**INSTRUCTIONS FOR THE TASK:** In the data below, find every line with the string "icon" and pull it out.

**AVAILABLE DATA:**

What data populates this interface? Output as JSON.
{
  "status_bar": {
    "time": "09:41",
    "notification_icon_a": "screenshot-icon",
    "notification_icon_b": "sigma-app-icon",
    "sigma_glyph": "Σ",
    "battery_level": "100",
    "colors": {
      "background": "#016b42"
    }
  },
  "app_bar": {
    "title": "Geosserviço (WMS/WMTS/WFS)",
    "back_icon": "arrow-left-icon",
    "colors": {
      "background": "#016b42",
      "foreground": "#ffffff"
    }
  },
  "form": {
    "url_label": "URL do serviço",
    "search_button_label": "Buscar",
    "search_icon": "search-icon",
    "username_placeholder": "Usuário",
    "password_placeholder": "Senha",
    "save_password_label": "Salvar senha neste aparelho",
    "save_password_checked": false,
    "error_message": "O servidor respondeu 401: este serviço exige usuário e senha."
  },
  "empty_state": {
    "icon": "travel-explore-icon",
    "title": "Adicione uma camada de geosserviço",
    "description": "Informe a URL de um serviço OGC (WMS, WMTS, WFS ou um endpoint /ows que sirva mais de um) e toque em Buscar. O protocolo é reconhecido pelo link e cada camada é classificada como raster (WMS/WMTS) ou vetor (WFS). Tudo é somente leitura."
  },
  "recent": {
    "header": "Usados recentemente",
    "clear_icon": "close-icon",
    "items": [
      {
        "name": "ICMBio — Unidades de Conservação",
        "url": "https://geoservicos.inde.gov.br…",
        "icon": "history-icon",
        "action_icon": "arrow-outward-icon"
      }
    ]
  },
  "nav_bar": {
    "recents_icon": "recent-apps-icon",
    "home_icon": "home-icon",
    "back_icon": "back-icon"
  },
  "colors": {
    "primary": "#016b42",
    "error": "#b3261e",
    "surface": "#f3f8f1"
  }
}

**TASK RESULT:**
    "notification_icon_a": "screenshot-icon",
    "notification_icon_b": "sigma-app-icon",
    "back_icon": "arrow-left-icon",
    "search_icon": "search-icon",
    "icon": "travel-explore-icon",
    "clear_icon": "close-icon",
        "icon": "history-icon",
        "action_icon": "arrow-outward-icon"
    "recents_icon": "recent-apps-icon",
    "home_icon": "home-icon",
    "back_icon": "back-icon"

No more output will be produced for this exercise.